Rootstock short, chaffy, with dark, shining scales. Stipes tufted, 1 1/2'- 7' long, purplish brown; blades triangular-lanceolate, rarely almost linear, variable in outline and size, 3'-12' long, 1'-3' wide at the base, firm, tapering into a long narrow acuminate apex, pinnatifid, or commonly pinnate below, the segments or pinnae lanceolate from a broad base, acute or acuminate, variable in length, the lower sometimes shorter than those just above; son straight or nearly so; indusium narrow, re-flexed at maturity Rare. Vermont to Missouri, south to Virginia and Alabama, where it is self-perpetuating. Now proved by Miss Margaret Slosson to be a hybrid between Camptosorus rhizophyllus and Asplenium platyneuron. Ascends to 1400 ft. in Virginia.

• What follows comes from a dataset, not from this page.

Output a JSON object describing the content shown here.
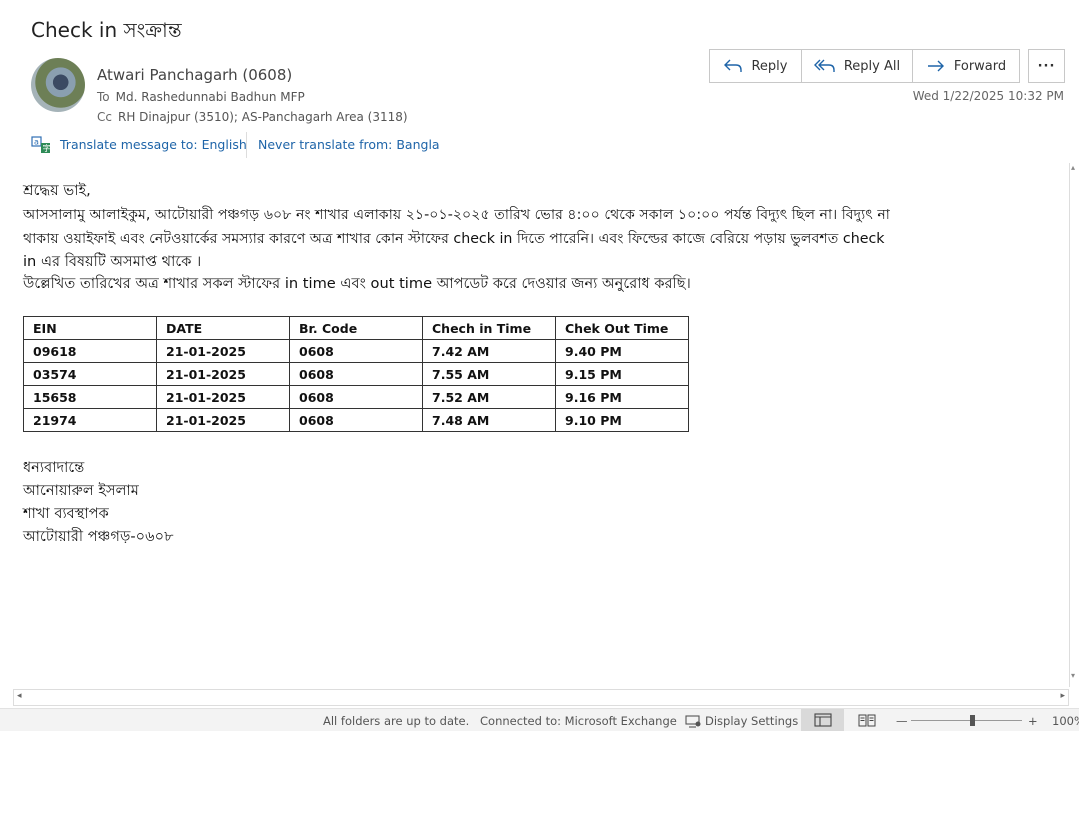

Asplenium pinnatifidum Nutt. Gen. 2: 251. 1818.
Rootstock short-creeping, branched, conspicuously chaffy, with firm lanceolate dark brown iridescent scales. Stipes often densely clustered, polished, dark brown below, greenish above, 2'-5' long; blades 3'-10' long, rigidly herbaceous or coriaceous, narrowly deltoid-lanceolate, tapering upward to a long narrow or filiform sinuate apex, deeply pinnatifid or the lower parts pinnate, the basal pinnae or occasionally several pairs sometimes long attenuate like the apex; lobes or pinnae rounded or the lowest acuminate; sori commonly numerous, straight or slightly curved, copiously confluent with age.
On rocks, Connecticut and New York to Missouri, south to Georgia, Alabama, Arkansas and Missouri. Ascends to 3000 ft. in North Carolina. July-Oct.
Asplenium parvulum Mart. & Gal. Mem. Acad. Brux. 155: 60.
Rootstock short, creeping, chaffy with black stiff scales. Stipes tufted, blackish and shining, 1'-2 1/2' long; blades firm, linear-oblong or linear-oblanceolate, 3'-10' long, 5"-12" wide, once pinnate; pinnae 2"-6" long, mostly opposite, oblong, obtuse, entire or crenulate, auricled on the upper side or sometimes hastate-auriculate, nearly sessile, the middle ones the longest, the lower gradually shorter, distant and reflexed; rachis dark brown or black; sori oblong, short, nearly or quite straight, borne rather nearer the margin than the midrib, often strongly confluent with age and appearing, as a broad submarginal band.
On limestone, Virginia to Florida, west to Kansas, Texas and New Mexico. Ascends to 2400 ft. in Virginia. Also in Mexico and Jamaica. June-Oct. Called also Little Ebony Spleenwort.